Given entries:
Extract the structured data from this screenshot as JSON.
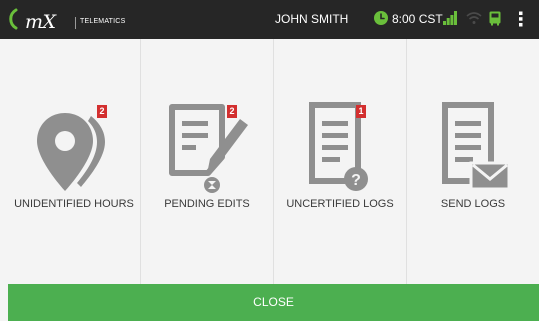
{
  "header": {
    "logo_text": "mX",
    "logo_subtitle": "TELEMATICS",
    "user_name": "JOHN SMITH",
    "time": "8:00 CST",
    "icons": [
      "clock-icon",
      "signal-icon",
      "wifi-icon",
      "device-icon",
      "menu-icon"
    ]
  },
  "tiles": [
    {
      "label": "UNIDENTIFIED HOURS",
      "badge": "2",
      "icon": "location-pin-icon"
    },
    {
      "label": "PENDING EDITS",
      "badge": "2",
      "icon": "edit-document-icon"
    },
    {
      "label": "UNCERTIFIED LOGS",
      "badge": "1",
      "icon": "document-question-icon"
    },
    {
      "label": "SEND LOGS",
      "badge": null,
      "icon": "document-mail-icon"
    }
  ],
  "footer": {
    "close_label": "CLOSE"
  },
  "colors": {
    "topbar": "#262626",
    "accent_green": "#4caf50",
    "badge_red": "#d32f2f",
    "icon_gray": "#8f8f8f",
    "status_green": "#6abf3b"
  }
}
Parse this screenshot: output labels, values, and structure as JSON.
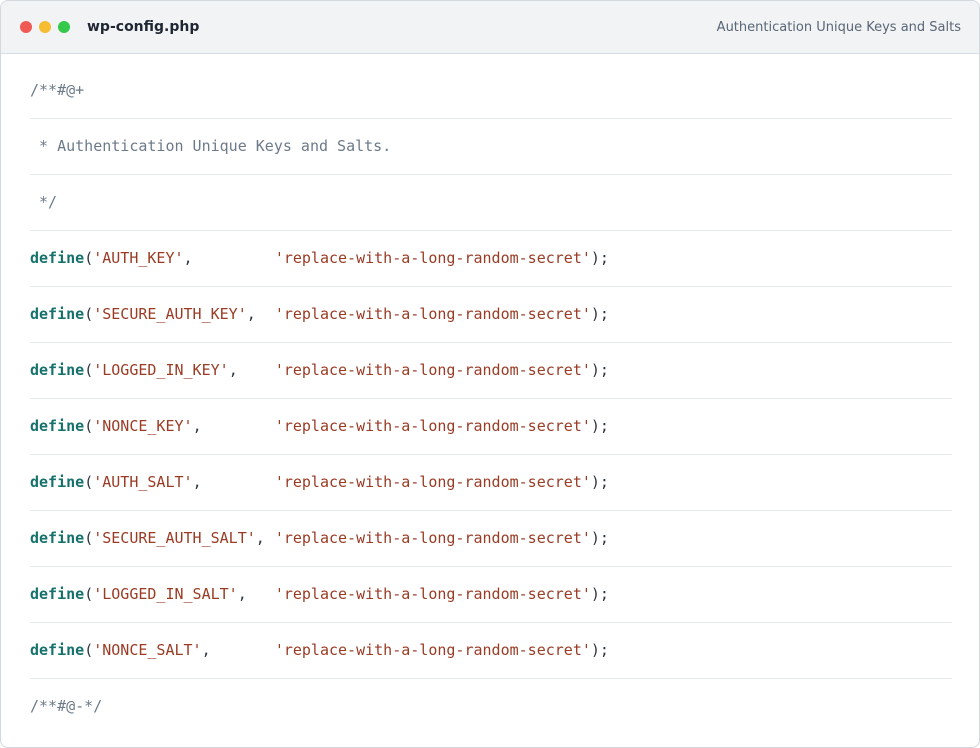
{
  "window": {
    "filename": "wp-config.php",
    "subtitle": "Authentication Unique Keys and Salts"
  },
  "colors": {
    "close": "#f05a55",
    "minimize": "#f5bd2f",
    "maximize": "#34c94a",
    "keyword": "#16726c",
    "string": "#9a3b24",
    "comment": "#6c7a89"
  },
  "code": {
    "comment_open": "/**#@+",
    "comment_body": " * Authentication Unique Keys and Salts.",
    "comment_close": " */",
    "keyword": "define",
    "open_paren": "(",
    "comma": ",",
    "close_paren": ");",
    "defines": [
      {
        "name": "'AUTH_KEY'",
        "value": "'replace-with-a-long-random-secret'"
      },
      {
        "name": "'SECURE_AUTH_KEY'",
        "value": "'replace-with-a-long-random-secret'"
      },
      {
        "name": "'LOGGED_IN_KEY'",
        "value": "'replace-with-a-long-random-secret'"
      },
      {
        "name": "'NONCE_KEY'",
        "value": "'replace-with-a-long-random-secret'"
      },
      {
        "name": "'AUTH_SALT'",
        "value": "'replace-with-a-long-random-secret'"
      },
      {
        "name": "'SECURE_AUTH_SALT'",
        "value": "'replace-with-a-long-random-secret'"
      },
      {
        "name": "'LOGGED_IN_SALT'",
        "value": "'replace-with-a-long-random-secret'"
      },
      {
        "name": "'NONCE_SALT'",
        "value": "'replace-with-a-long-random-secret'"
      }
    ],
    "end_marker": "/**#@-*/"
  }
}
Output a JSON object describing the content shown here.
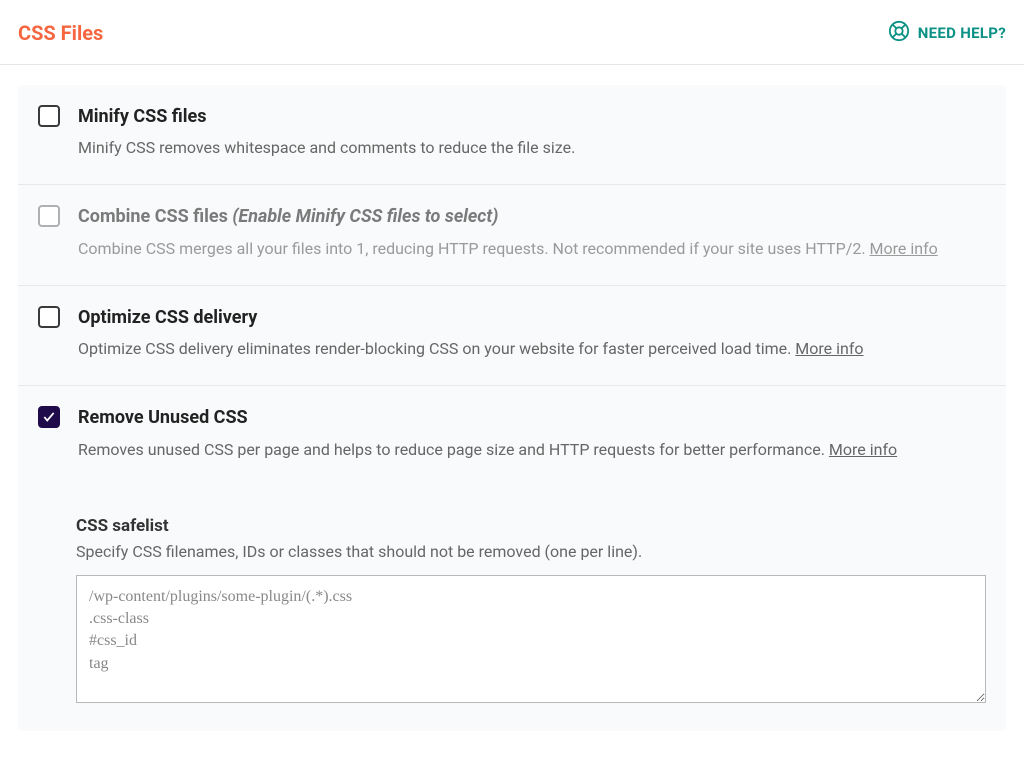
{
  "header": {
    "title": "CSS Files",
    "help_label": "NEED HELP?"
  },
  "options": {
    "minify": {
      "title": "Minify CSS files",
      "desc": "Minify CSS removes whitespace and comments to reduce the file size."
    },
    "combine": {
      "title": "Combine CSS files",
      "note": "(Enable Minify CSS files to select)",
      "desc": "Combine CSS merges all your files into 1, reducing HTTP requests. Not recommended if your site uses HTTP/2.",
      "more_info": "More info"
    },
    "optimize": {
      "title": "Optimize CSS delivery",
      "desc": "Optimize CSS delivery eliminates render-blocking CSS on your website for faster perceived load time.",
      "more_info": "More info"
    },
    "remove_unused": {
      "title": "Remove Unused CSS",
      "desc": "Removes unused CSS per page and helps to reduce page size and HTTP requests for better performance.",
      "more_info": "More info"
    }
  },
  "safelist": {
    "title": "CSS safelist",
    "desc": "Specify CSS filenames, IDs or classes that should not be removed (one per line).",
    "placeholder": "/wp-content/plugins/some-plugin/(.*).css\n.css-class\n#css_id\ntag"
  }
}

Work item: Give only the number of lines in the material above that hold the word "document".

Solution to this task: 3